[Excerpted records — start]

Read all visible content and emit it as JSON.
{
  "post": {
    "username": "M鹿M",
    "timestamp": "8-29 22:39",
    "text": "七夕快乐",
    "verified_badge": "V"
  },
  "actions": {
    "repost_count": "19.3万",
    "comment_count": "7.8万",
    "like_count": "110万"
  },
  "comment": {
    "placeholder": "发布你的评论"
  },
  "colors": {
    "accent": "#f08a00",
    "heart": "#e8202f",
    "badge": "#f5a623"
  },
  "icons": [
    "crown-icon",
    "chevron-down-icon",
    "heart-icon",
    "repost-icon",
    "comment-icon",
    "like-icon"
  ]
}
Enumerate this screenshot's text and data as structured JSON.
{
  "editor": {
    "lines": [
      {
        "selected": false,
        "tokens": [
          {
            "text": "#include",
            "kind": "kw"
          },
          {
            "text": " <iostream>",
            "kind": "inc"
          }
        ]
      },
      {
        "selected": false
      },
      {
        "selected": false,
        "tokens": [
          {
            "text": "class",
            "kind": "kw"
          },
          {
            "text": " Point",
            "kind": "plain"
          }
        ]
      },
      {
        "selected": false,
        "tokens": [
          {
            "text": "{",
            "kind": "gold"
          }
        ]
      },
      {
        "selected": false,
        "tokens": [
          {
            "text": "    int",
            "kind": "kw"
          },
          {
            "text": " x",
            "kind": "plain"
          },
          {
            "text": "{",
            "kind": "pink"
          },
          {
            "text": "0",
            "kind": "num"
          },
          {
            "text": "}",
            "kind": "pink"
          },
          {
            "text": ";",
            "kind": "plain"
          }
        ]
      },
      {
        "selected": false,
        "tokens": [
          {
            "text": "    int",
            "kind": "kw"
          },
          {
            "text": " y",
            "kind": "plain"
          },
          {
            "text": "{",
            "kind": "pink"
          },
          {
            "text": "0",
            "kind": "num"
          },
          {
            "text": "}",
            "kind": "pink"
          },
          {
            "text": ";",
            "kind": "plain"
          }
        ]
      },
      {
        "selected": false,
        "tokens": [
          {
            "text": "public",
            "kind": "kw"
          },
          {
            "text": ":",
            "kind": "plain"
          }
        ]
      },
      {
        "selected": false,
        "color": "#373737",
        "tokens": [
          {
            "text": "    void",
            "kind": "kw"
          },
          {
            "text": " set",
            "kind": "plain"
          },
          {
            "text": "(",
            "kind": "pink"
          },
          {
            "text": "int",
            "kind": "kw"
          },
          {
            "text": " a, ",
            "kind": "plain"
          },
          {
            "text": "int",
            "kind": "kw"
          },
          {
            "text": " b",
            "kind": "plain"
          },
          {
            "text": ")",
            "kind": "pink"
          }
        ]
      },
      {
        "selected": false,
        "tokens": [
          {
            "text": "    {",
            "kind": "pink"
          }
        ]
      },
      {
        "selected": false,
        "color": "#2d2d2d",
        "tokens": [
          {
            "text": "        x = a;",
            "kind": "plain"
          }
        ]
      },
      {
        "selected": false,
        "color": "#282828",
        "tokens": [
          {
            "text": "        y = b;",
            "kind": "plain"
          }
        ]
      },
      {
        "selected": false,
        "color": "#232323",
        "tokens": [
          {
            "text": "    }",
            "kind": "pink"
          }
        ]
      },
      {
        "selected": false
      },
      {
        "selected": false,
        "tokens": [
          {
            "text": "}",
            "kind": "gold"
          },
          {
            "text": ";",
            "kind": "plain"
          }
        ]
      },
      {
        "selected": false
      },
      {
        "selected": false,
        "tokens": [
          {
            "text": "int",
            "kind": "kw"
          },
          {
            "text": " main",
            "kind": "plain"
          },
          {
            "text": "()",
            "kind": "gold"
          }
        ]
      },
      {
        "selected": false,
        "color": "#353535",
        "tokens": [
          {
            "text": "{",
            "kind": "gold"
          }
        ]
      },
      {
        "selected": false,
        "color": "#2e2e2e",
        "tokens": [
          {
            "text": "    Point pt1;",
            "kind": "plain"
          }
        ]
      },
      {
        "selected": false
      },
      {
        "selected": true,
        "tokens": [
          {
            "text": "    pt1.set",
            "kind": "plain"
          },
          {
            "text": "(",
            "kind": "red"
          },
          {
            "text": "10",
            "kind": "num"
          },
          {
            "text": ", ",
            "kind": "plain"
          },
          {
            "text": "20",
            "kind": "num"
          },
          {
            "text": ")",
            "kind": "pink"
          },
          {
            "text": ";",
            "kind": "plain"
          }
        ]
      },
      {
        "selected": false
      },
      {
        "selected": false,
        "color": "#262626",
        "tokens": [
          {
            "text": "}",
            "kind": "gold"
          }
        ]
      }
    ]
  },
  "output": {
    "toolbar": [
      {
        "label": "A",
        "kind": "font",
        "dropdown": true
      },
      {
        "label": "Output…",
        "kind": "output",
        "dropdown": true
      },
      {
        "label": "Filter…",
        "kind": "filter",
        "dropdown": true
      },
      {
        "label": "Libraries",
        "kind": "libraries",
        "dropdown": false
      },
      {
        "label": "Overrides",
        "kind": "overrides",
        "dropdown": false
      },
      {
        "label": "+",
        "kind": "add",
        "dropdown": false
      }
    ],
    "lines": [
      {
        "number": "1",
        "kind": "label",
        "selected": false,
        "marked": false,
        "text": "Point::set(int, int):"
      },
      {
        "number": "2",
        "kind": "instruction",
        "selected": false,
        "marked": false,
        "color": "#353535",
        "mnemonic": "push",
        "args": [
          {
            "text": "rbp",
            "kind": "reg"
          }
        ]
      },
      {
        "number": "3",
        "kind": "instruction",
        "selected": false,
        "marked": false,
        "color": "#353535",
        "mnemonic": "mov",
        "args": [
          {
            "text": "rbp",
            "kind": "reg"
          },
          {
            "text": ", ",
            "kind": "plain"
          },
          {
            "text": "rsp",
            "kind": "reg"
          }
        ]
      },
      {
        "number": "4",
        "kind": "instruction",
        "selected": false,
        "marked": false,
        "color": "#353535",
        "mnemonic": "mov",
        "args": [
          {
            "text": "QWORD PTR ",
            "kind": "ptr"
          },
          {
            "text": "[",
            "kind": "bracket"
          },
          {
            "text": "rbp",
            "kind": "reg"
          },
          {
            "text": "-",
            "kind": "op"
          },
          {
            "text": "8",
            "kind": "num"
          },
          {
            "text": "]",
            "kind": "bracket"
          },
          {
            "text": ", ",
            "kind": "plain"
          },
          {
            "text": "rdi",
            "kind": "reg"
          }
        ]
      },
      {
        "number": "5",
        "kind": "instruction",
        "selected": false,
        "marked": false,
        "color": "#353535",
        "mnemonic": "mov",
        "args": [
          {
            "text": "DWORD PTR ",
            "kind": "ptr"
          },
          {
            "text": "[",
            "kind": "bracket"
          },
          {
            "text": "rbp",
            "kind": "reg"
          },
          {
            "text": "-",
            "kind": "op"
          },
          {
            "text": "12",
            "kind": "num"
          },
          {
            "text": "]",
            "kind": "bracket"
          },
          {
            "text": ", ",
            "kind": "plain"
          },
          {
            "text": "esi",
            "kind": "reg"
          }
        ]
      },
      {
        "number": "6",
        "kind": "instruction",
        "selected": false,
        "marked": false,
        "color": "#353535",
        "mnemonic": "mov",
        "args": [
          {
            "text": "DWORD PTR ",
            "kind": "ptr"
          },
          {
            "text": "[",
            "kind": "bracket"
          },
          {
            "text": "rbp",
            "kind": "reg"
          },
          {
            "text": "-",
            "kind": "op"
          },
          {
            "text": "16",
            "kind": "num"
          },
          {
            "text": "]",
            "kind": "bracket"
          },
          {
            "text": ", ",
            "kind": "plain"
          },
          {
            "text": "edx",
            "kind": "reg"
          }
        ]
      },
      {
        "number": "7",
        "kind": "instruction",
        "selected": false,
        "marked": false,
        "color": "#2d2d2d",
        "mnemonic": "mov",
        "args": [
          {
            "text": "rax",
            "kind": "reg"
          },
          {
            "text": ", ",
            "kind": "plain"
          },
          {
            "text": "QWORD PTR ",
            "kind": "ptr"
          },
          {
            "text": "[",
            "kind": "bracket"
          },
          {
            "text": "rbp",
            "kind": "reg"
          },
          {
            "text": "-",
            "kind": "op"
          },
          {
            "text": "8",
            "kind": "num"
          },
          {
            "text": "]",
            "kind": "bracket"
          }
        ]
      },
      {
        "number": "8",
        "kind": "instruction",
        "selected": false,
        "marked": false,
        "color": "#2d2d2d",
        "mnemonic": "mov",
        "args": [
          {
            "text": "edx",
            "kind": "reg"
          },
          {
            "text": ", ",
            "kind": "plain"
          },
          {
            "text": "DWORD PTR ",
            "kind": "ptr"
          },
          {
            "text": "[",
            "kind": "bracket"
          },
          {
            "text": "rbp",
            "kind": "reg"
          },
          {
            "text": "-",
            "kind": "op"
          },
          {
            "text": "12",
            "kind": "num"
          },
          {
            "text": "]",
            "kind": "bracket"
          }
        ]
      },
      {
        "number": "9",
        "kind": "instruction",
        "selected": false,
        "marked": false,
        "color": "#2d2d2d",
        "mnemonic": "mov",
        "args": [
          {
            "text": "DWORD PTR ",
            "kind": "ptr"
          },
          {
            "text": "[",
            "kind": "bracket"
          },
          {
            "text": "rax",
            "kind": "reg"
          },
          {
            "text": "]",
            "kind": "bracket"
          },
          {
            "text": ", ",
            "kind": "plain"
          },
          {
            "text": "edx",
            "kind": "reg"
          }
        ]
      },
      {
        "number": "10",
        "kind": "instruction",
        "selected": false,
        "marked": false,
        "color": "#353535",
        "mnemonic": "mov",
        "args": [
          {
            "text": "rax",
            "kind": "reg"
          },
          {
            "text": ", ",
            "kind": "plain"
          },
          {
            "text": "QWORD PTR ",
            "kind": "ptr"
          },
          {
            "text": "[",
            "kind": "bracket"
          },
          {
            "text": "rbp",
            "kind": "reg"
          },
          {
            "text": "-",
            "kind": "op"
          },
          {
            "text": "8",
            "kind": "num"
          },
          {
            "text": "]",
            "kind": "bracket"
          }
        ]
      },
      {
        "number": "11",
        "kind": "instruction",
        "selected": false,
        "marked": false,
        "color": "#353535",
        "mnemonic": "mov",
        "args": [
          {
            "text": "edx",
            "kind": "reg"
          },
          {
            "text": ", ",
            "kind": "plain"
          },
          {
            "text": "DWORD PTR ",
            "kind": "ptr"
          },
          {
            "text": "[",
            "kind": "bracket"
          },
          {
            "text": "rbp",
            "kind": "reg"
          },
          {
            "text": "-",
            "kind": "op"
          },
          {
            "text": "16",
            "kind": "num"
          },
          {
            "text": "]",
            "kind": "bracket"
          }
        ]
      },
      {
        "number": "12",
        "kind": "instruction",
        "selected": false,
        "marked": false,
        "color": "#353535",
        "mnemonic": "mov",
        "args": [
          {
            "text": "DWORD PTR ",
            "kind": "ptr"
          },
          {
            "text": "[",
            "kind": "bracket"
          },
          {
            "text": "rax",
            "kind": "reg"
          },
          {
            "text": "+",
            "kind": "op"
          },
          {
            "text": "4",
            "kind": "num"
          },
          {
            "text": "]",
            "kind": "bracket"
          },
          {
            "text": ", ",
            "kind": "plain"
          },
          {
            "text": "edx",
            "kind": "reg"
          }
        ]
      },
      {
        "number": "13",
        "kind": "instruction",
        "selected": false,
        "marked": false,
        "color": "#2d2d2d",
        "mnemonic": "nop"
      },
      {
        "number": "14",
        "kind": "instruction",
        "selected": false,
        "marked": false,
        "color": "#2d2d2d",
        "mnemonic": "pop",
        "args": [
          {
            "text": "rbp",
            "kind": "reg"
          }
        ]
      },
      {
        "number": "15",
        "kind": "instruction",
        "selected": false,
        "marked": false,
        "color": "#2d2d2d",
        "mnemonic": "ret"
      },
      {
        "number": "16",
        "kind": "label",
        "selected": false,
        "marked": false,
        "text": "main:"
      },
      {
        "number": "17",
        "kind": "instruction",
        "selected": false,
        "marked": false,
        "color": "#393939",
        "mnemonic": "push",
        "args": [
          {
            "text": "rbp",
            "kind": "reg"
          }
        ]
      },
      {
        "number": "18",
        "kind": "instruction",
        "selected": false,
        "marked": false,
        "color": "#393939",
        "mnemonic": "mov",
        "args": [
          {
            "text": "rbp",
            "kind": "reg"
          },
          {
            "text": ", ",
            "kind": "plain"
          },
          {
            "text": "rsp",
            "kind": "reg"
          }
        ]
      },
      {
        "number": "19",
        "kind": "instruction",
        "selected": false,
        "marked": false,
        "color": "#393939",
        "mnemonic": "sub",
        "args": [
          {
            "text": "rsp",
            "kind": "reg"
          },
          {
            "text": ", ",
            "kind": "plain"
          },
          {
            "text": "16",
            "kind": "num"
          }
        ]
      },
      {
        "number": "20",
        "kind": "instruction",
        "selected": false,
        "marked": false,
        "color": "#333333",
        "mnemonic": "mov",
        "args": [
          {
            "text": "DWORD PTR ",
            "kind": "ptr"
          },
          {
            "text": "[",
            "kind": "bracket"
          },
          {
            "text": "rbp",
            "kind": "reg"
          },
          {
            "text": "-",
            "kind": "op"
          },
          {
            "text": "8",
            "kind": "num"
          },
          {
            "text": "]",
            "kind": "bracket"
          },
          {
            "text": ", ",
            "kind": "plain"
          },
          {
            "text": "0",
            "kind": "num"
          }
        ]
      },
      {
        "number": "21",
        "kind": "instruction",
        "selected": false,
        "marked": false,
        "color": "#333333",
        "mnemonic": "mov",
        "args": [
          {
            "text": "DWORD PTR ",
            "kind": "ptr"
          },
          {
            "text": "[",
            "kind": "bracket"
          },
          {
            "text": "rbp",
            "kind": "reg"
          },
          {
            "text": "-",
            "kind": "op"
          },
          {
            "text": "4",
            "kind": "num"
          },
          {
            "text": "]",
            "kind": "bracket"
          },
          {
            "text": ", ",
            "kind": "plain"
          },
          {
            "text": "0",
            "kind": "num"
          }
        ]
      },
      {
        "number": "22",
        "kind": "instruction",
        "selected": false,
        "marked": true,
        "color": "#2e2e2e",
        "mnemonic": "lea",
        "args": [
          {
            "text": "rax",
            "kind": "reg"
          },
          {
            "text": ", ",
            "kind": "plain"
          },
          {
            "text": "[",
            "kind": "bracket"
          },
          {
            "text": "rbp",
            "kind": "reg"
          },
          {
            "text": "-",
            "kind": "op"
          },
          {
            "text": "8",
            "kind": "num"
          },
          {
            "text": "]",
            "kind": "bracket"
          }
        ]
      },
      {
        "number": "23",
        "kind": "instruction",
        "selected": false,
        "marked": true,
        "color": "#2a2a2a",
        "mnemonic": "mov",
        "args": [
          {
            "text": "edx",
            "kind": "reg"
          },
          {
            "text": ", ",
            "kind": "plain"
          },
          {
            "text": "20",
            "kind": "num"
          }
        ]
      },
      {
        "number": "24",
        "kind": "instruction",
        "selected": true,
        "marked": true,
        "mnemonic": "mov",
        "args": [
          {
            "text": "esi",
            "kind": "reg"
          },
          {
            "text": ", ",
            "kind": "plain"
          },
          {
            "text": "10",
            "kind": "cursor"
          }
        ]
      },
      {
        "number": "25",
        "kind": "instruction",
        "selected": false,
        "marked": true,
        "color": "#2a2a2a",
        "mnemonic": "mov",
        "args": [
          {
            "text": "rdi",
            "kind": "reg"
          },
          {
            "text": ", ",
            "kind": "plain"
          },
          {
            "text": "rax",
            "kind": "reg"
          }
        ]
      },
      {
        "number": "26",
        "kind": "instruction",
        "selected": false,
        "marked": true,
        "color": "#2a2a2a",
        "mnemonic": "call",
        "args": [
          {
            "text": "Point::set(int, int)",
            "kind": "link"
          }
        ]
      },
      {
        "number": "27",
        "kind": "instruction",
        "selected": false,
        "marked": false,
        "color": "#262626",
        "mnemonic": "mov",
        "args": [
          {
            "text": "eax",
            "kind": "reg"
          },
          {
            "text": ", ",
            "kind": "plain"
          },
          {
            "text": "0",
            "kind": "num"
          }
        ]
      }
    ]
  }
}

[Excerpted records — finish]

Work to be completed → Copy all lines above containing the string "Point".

Written answer →
            "text": " Point",
            "text": "    Point pt1;",
        "text": "Point::set(int, int):"
            "text": "Point::set(int, int)",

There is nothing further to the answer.